From the Internet to the iPod, technologies are transforming our society and empowering us as speakers, citizens, creators, and consumers. When our freedoms in the networked world come under attack, the Electronic Frontier Foundation (EFF) is the first line of defense. EFF broke new ground when it was founded in 1990—well before the Internet was on most people's radar—and continues to confront cutting-edge issues defending free speech, privacy, innovation, and consumer rights today. From the beginning, EFF has championed the public interest in every critical battle affecting digital rights.

Blending the expertise of lawyers, policy analysts, activists, and technologists, EFF achieves significant victories on behalf of consumers and the general public. EFF fights for freedom primarily in the courts, bringing and defending lawsuits even when that means taking on the US government or large corporations. By mobilizing more than 150,000 concerned citizens through our Action Center, EFF beats back bad legislation. In addition to advising policymakers, EFF educates the press and public.

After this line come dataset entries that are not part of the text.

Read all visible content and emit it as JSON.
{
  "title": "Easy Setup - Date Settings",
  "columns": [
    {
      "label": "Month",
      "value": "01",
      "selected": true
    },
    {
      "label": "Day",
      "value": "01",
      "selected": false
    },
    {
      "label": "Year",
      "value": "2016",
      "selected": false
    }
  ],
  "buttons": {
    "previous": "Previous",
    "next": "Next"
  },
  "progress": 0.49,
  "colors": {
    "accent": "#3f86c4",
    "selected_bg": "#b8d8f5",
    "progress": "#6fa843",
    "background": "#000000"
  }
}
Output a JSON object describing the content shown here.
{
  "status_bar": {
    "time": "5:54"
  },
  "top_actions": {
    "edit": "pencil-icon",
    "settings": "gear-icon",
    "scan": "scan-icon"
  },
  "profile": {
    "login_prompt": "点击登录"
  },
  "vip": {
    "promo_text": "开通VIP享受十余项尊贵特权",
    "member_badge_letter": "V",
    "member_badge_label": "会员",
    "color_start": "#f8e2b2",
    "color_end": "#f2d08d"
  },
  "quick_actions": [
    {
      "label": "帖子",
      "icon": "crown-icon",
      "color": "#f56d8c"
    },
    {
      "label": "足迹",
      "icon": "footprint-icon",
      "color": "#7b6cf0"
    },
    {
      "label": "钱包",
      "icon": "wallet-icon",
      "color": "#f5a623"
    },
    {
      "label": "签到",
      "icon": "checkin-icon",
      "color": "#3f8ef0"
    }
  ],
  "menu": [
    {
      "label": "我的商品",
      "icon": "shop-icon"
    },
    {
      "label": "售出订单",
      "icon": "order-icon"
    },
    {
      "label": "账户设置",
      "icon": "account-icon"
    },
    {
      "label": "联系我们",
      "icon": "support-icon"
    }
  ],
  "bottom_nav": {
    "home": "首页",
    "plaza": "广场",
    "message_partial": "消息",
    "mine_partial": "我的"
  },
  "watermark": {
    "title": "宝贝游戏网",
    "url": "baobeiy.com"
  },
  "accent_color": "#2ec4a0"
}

EFF is a donor-funded nonprofit and depends on your support to continue successfully defending your digital rights. Litigation is particularly expensive; because two-thirds of our budget comes from individual donors, every contribution is critical to helping EFF fight—and win—more cases.